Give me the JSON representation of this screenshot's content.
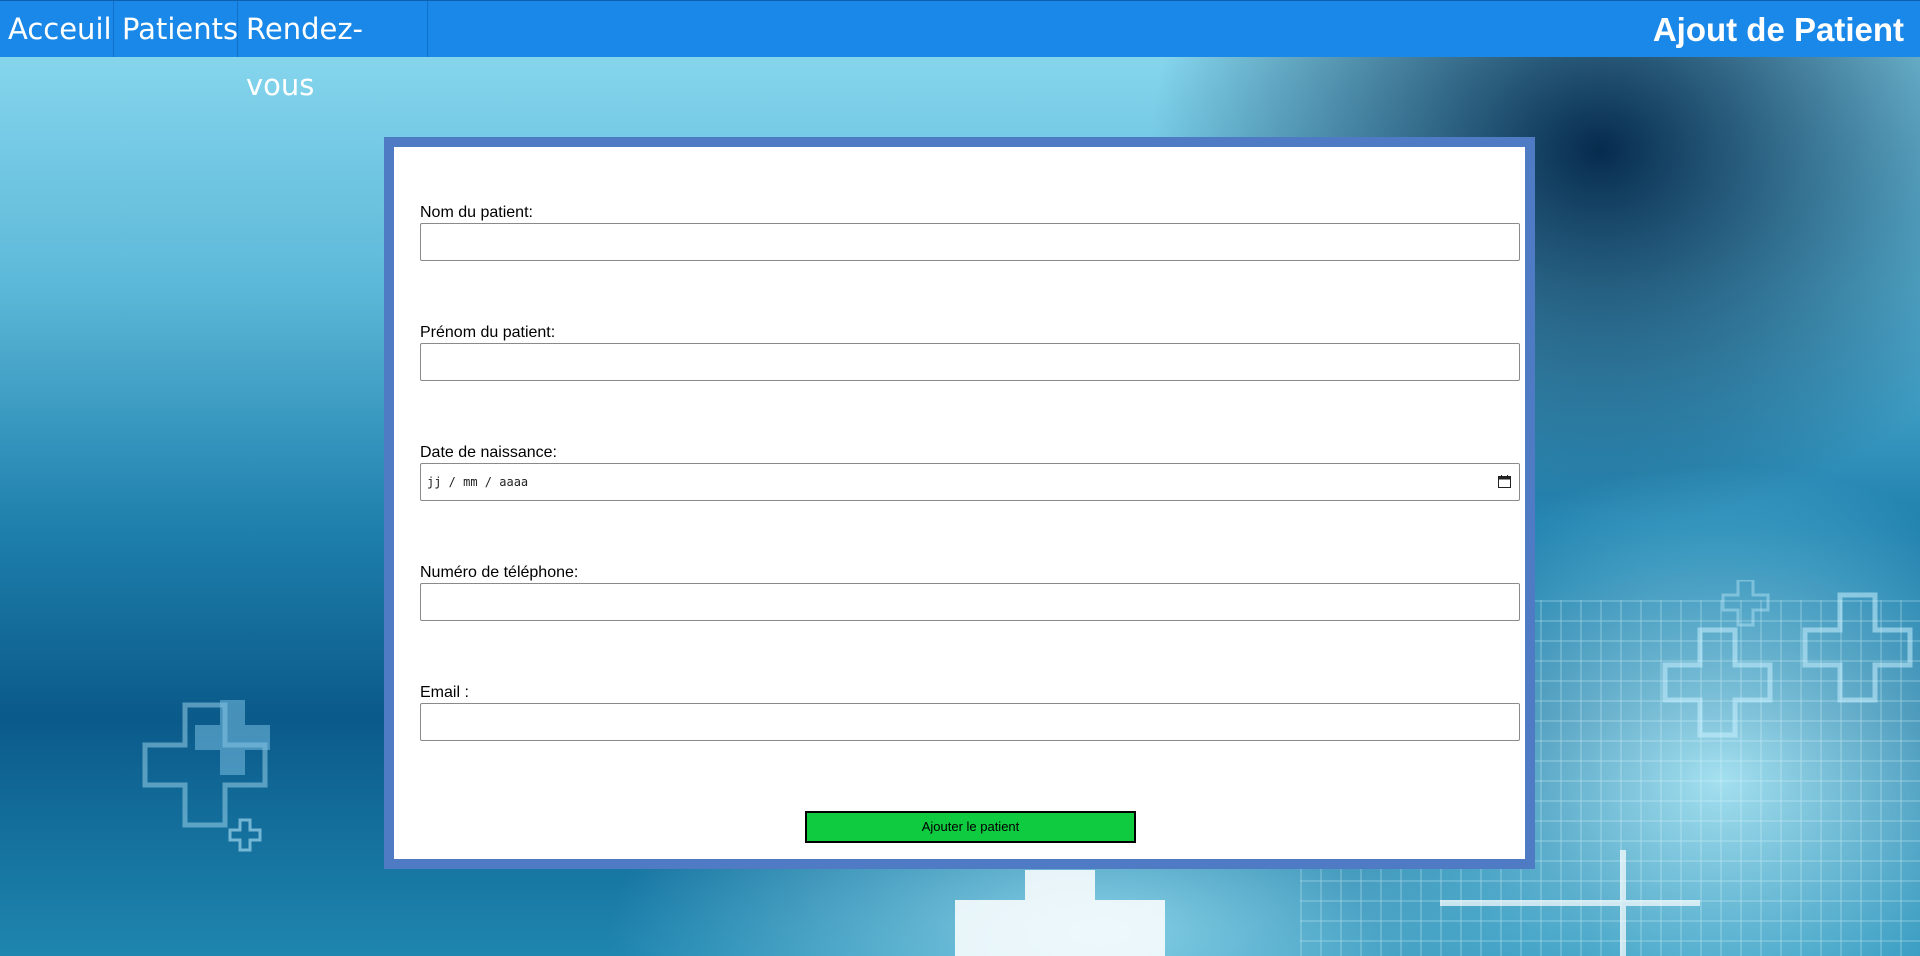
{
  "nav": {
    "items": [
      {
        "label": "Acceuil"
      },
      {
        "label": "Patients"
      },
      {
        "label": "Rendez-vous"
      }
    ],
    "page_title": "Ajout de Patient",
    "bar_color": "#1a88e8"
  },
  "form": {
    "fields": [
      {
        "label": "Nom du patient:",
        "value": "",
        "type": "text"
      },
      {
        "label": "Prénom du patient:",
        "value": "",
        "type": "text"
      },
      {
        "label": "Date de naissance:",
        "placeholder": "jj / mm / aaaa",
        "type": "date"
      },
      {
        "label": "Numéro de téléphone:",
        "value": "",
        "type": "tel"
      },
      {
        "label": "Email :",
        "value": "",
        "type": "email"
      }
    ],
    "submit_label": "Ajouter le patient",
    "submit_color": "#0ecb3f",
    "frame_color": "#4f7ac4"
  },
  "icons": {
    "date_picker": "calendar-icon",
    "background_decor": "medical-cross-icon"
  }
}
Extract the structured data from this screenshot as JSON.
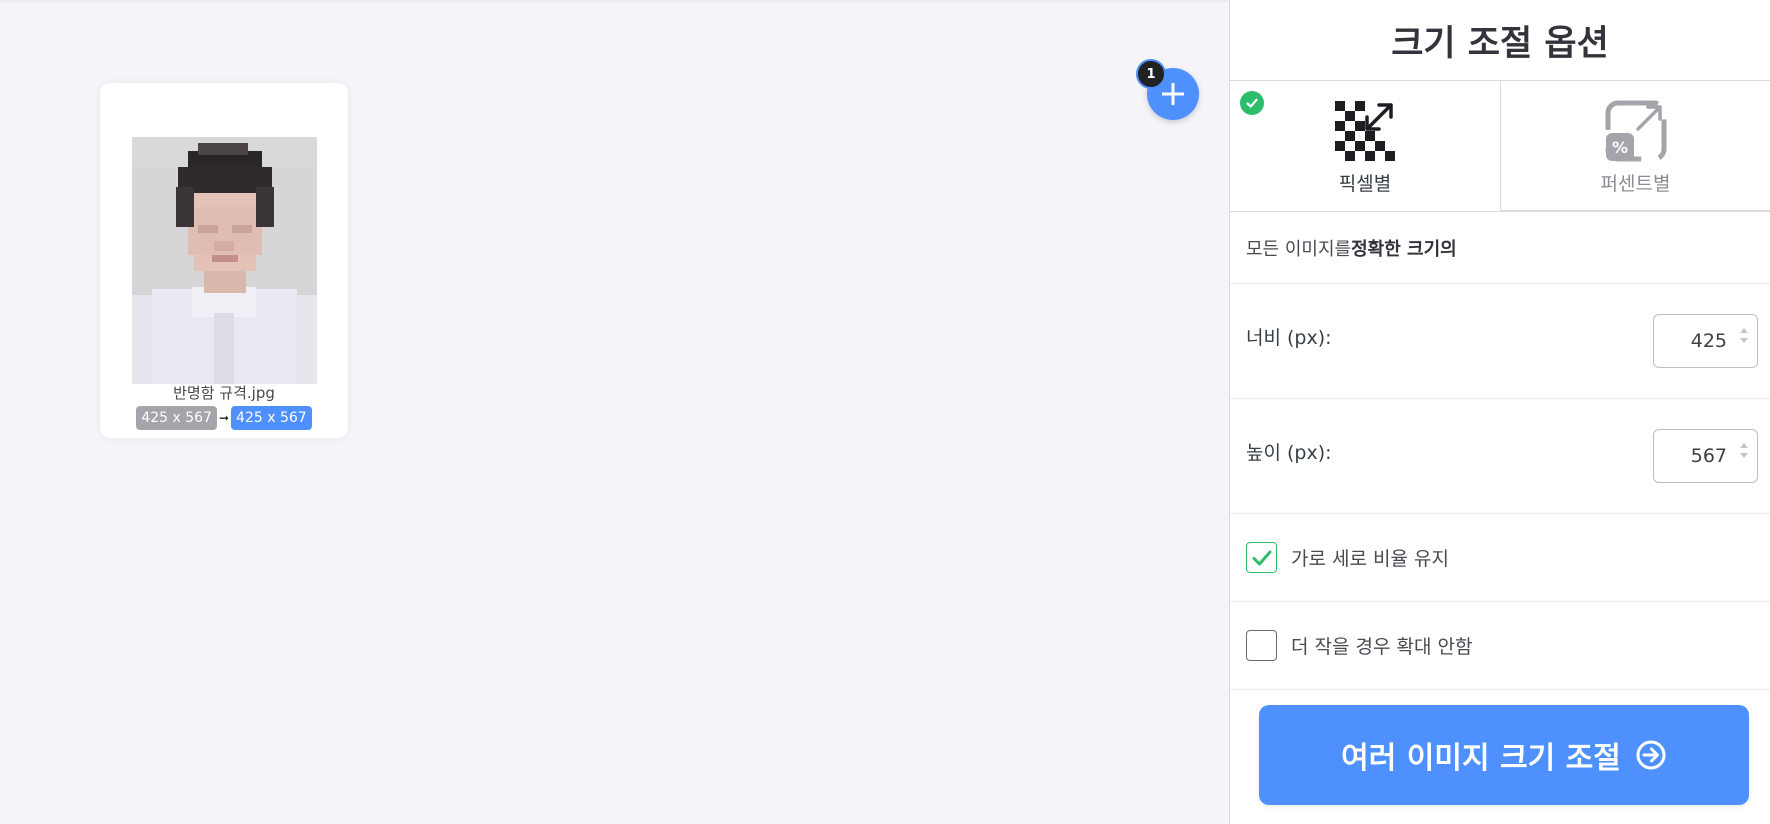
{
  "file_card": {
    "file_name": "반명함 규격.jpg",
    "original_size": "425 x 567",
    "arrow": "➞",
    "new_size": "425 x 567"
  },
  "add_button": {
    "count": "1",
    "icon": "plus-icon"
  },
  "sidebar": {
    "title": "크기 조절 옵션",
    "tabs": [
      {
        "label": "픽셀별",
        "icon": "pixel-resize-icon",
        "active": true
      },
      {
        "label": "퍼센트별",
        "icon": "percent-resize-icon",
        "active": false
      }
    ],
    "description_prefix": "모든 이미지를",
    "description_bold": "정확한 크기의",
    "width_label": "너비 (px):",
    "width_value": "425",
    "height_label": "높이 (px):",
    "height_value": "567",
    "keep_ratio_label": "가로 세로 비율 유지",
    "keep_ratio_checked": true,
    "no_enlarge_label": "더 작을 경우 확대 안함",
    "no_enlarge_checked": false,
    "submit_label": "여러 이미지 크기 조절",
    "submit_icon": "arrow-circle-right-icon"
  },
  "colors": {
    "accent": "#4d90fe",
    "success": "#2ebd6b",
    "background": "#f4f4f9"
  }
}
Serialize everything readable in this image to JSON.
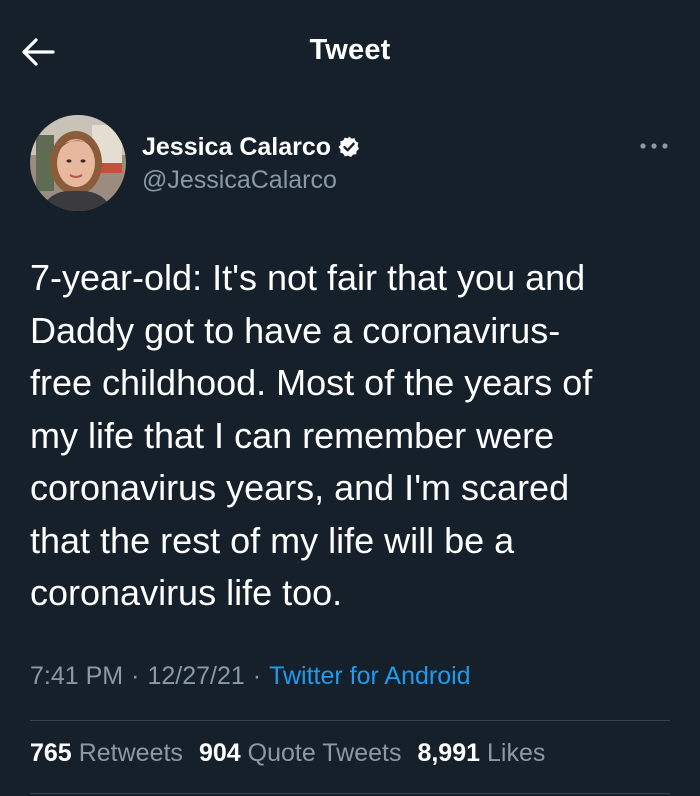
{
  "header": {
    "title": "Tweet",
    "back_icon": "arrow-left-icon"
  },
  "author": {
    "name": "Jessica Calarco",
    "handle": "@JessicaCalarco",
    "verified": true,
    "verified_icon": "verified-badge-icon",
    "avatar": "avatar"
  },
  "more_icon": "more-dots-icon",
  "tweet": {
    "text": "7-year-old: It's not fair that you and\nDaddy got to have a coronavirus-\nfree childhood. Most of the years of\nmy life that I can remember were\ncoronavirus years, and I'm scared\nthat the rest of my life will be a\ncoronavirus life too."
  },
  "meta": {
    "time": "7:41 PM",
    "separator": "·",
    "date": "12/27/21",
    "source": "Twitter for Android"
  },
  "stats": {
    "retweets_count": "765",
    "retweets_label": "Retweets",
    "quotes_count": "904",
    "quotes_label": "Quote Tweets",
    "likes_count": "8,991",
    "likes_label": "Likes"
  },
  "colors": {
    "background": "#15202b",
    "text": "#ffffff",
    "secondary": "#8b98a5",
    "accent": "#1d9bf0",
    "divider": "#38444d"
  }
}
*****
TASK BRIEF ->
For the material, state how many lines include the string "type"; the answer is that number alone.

ANSWER TO THIS EXERCISE ->
5